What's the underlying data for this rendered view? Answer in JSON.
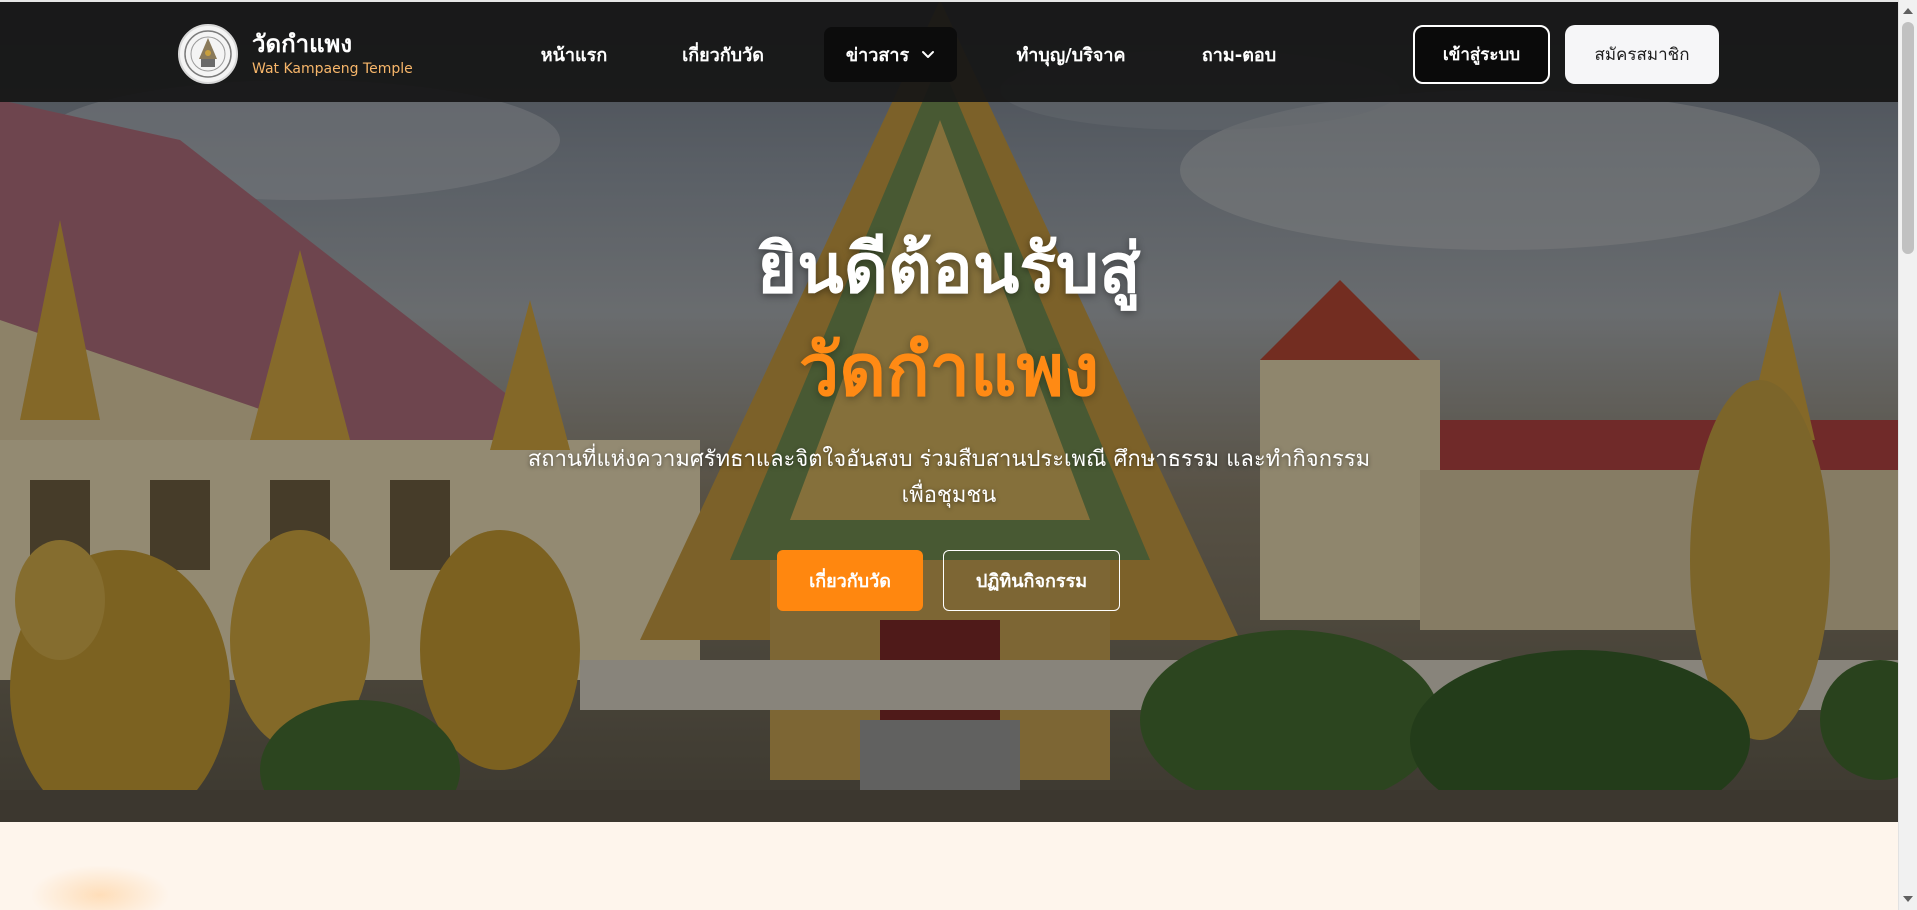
{
  "brand": {
    "name": "วัดกำแพง",
    "subtitle": "Wat Kampaeng Temple",
    "logo_icon": "temple-seal-icon"
  },
  "nav": {
    "items": [
      {
        "label": "หน้าแรก"
      },
      {
        "label": "เกี่ยวกับวัด"
      },
      {
        "label": "ข่าวสาร",
        "active": true,
        "icon": "chevron-down-icon"
      },
      {
        "label": "ทำบุญ/บริจาค"
      },
      {
        "label": "ถาม-ตอบ"
      }
    ],
    "login_label": "เข้าสู่ระบบ",
    "register_label": "สมัครสมาชิก"
  },
  "hero": {
    "title_line1": "ยินดีต้อนรับสู่",
    "title_line2": "วัดกำแพง",
    "description": "สถานที่แห่งความศรัทธาและจิตใจอันสงบ ร่วมสืบสานประเพณี ศึกษาธรรม และทำกิจกรรมเพื่อชุมชน",
    "primary_button": "เกี่ยวกับวัด",
    "secondary_button": "ปฏิทินกิจกรรม"
  },
  "colors": {
    "accent": "#ff870f",
    "navbar_bg": "#161616",
    "brand_sub": "#f7b66a",
    "section_bg": "#fef5ec"
  }
}
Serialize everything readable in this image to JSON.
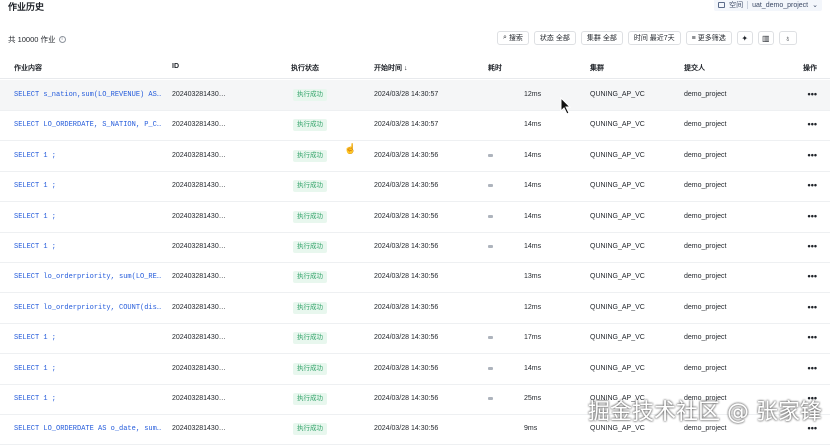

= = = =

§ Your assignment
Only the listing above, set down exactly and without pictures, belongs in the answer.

§ Exercise result
What's the underlying data for this rendered view? Answer in JSON.
{
  "brand": {
    "name": "วัดกำแพง",
    "subtitle": "Wat Kampaeng Temple",
    "logo_icon": "temple-seal-icon"
  },
  "nav": {
    "items": [
      {
        "label": "หน้าแรก"
      },
      {
        "label": "เกี่ยวกับวัด"
      },
      {
        "label": "ข่าวสาร",
        "active": true,
        "icon": "chevron-down-icon"
      },
      {
        "label": "ทำบุญ/บริจาค"
      },
      {
        "label": "ถาม-ตอบ"
      }
    ],
    "login_label": "เข้าสู่ระบบ",
    "register_label": "สมัครสมาชิก"
  },
  "hero": {
    "title_line1": "ยินดีต้อนรับสู่",
    "title_line2": "วัดกำแพง",
    "description": "สถานที่แห่งความศรัทธาและจิตใจอันสงบ ร่วมสืบสานประเพณี ศึกษาธรรม และทำกิจกรรมเพื่อชุมชน",
    "primary_button": "เกี่ยวกับวัด",
    "secondary_button": "ปฏิทินกิจกรรม"
  },
  "colors": {
    "accent": "#ff870f",
    "navbar_bg": "#161616",
    "brand_sub": "#f7b66a",
    "section_bg": "#fef5ec"
  }
}
Serialize everything readable in this image to JSON.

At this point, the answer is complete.